### Examples

The NA function returns the #N/A error: You can use the NA function in other formulas. For example, in the formula below, the IF function is configured to test if cell A1 is empty. If so, IF returns NA(), which returns the #N/A error. If A1 is not empty, IF returns A1*B1: You can use the NA function to indicate missing information. In the worksheet shown above, cells C9 and C13 contain the NA function: This indicates that cost is not available. In cell D5, the formula copied down is: In cells D9 and D13, the formula returns #N/A because C9 and C13 contain errors. In cell D15 the SUMIF function is used to sum values in column D while ignoring the #N/A error: If the SUM function was used instead, it would return #N/A:

### Notes

When other formulas refer to cells that contain #N/A, they also return #N/A. NA takes no arguments, but you must provide empty parentheses. You can also enter the value #N/A directly into a cell as text.

### Dave Bruns

Hi - I’m Dave Bruns, and I run Exceljet with my wife, Lisa. Our goal is to help you work faster in Excel.
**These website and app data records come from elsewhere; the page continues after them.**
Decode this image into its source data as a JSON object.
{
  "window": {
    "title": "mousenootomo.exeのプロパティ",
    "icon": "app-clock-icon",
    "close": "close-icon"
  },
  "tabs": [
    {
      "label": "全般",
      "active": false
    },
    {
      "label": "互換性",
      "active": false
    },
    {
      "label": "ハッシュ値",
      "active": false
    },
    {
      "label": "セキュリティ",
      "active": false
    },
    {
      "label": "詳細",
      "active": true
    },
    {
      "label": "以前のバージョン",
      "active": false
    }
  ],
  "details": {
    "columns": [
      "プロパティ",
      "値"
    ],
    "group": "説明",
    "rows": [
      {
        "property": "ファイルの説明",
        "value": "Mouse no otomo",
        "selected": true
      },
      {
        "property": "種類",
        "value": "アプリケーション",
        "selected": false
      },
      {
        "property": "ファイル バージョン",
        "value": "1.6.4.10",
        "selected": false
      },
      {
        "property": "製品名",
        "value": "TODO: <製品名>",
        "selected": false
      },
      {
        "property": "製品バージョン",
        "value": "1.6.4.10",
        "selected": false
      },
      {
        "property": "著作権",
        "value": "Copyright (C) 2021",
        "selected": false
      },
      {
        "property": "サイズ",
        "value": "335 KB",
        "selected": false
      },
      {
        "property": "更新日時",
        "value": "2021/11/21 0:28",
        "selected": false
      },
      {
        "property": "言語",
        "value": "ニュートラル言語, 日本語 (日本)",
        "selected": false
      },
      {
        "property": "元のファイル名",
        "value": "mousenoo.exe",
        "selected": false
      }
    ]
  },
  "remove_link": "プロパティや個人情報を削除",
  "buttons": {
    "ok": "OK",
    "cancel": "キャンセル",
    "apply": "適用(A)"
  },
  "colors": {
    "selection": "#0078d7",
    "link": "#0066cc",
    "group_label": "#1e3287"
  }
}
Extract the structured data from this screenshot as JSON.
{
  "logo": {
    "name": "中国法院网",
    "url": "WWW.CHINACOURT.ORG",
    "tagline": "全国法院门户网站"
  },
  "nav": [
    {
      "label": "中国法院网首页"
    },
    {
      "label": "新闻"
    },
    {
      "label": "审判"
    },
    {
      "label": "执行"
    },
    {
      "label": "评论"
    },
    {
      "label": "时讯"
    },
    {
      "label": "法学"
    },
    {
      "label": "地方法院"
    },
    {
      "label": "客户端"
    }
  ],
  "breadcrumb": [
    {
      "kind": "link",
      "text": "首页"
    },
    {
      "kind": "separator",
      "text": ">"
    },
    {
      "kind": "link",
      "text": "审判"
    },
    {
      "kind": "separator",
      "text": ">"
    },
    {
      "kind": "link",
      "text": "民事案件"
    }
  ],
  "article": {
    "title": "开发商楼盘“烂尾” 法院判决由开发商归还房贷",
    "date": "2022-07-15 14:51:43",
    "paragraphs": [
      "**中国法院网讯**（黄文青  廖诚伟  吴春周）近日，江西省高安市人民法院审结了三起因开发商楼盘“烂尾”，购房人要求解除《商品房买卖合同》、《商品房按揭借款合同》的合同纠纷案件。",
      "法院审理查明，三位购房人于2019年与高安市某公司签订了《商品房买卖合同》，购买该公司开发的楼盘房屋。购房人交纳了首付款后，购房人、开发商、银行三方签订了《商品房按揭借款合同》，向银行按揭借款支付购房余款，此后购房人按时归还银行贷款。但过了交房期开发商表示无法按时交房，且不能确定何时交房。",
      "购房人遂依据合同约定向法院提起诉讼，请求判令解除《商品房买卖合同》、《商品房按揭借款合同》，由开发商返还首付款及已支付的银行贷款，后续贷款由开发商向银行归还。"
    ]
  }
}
We create short videos, and clear examples of formulas, functions, pivot tables, conditional formatting, and charts.